[DATA SUPPLIED Boundary: Start]

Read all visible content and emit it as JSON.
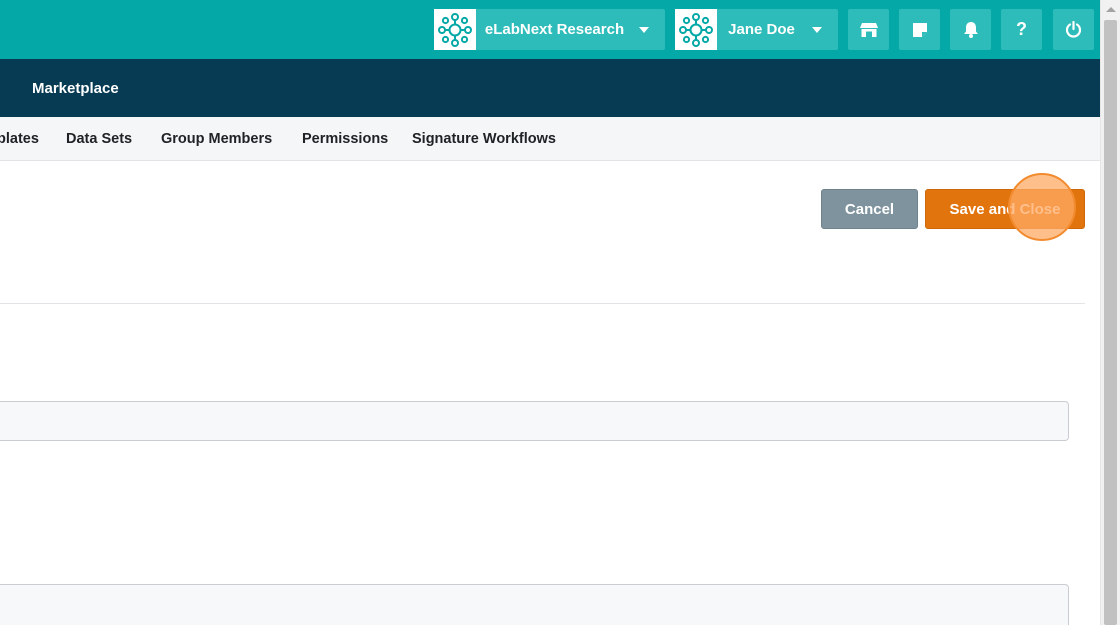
{
  "header": {
    "organization": {
      "name": "eLabNext Research",
      "icon": "network-logo-icon"
    },
    "user": {
      "name": "Jane Doe",
      "icon": "network-logo-icon"
    },
    "icons": [
      "store-icon",
      "notes-icon",
      "bell-icon",
      "help-icon",
      "power-icon"
    ],
    "help_label": "?"
  },
  "navbar": {
    "items": [
      {
        "label": "Marketplace"
      }
    ]
  },
  "tabs": [
    {
      "label": "plates"
    },
    {
      "label": "Data Sets"
    },
    {
      "label": "Group Members"
    },
    {
      "label": "Permissions"
    },
    {
      "label": "Signature Workflows"
    }
  ],
  "actions": {
    "cancel_label": "Cancel",
    "save_label": "Save and Close"
  },
  "colors": {
    "topbar": "#04a8a6",
    "topbar_button": "#2ebcba",
    "navbar": "#073b54",
    "cancel": "#7f939e",
    "save": "#e2740d"
  }
}
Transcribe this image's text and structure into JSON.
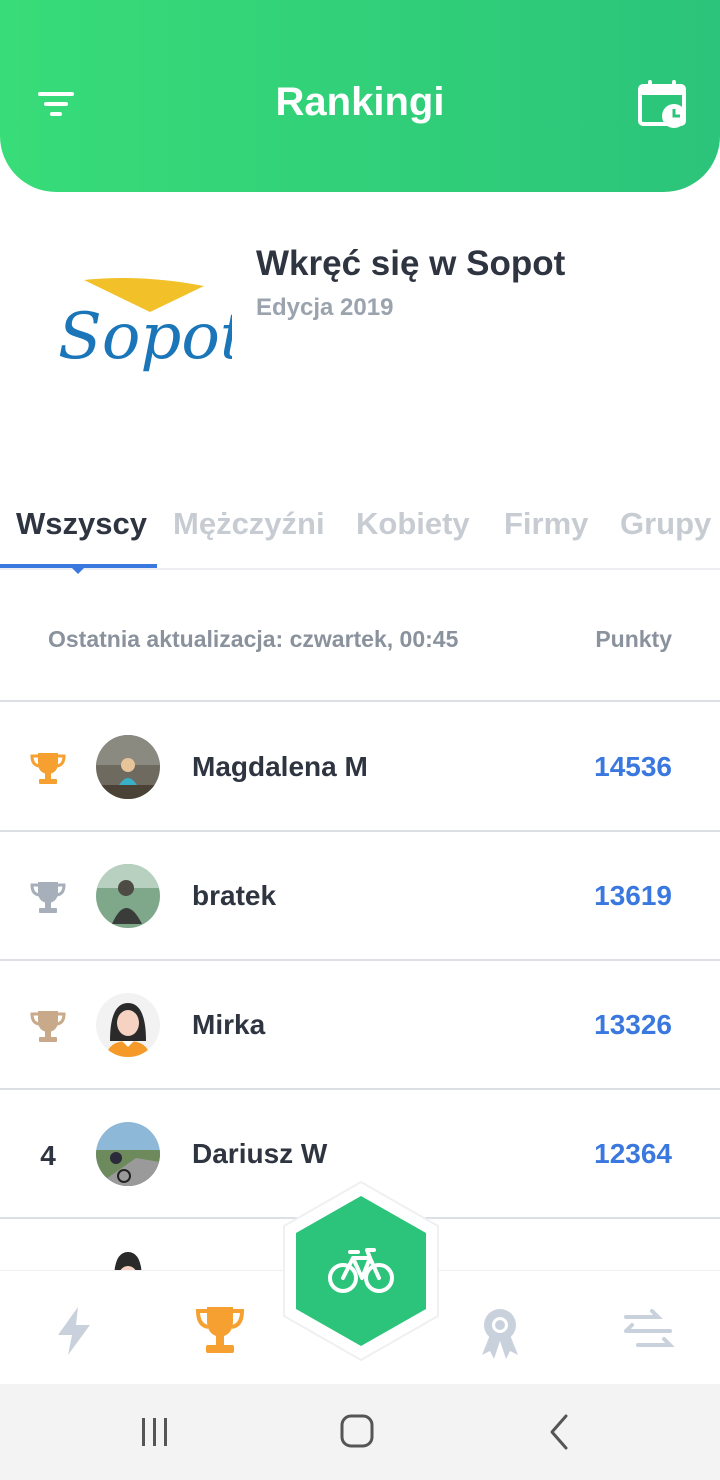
{
  "header": {
    "title": "Rankingi"
  },
  "event": {
    "logo_text": "Sopot",
    "name": "Wkręć się w Sopot",
    "edition": "Edycja 2019"
  },
  "tabs": [
    {
      "label": "Wszyscy",
      "active": true
    },
    {
      "label": "Mężczyźni",
      "active": false
    },
    {
      "label": "Kobiety",
      "active": false
    },
    {
      "label": "Firmy",
      "active": false
    },
    {
      "label": "Grupy",
      "active": false
    }
  ],
  "list": {
    "last_update": "Ostatnia aktualizacja: czwartek, 00:45",
    "points_header": "Punkty",
    "rows": [
      {
        "rank": "",
        "rank_icon": "gold-trophy-icon",
        "name": "Magdalena M",
        "points": "14536"
      },
      {
        "rank": "",
        "rank_icon": "silver-trophy-icon",
        "name": "bratek",
        "points": "13619"
      },
      {
        "rank": "",
        "rank_icon": "bronze-trophy-icon",
        "name": "Mirka",
        "points": "13326"
      },
      {
        "rank": "4",
        "rank_icon": "",
        "name": "Dariusz W",
        "points": "12364"
      }
    ]
  },
  "bottom_nav": [
    "lightning-icon",
    "trophy-icon",
    "bike-icon",
    "medal-icon",
    "arrows-icon"
  ],
  "colors": {
    "header_green": "#2bc47a",
    "accent_blue": "#3a78e0",
    "gold": "#f5a030",
    "silver": "#a7b0ba",
    "bronze": "#c8aa8a"
  }
}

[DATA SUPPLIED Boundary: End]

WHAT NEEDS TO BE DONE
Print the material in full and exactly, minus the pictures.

RESULT
Read all visible content and emit it as JSON.
{
  "header": {
    "organization": {
      "name": "eLabNext Research",
      "icon": "network-logo-icon"
    },
    "user": {
      "name": "Jane Doe",
      "icon": "network-logo-icon"
    },
    "icons": [
      "store-icon",
      "notes-icon",
      "bell-icon",
      "help-icon",
      "power-icon"
    ],
    "help_label": "?"
  },
  "navbar": {
    "items": [
      {
        "label": "Marketplace"
      }
    ]
  },
  "tabs": [
    {
      "label": "plates"
    },
    {
      "label": "Data Sets"
    },
    {
      "label": "Group Members"
    },
    {
      "label": "Permissions"
    },
    {
      "label": "Signature Workflows"
    }
  ],
  "actions": {
    "cancel_label": "Cancel",
    "save_label": "Save and Close"
  },
  "colors": {
    "topbar": "#04a8a6",
    "topbar_button": "#2ebcba",
    "navbar": "#073b54",
    "cancel": "#7f939e",
    "save": "#e2740d"
  }
}
Transcribe this image's text and structure into JSON.
{
  "header": {
    "title": "Rankingi"
  },
  "event": {
    "logo_text": "Sopot",
    "name": "Wkręć się w Sopot",
    "edition": "Edycja 2019"
  },
  "tabs": [
    {
      "label": "Wszyscy",
      "active": true
    },
    {
      "label": "Mężczyźni",
      "active": false
    },
    {
      "label": "Kobiety",
      "active": false
    },
    {
      "label": "Firmy",
      "active": false
    },
    {
      "label": "Grupy",
      "active": false
    }
  ],
  "list": {
    "last_update": "Ostatnia aktualizacja: czwartek, 00:45",
    "points_header": "Punkty",
    "rows": [
      {
        "rank": "",
        "rank_icon": "gold-trophy-icon",
        "name": "Magdalena M",
        "points": "14536"
      },
      {
        "rank": "",
        "rank_icon": "silver-trophy-icon",
        "name": "bratek",
        "points": "13619"
      },
      {
        "rank": "",
        "rank_icon": "bronze-trophy-icon",
        "name": "Mirka",
        "points": "13326"
      },
      {
        "rank": "4",
        "rank_icon": "",
        "name": "Dariusz W",
        "points": "12364"
      }
    ]
  },
  "bottom_nav": [
    "lightning-icon",
    "trophy-icon",
    "bike-icon",
    "medal-icon",
    "arrows-icon"
  ],
  "colors": {
    "header_green": "#2bc47a",
    "accent_blue": "#3a78e0",
    "gold": "#f5a030",
    "silver": "#a7b0ba",
    "bronze": "#c8aa8a"
  }
}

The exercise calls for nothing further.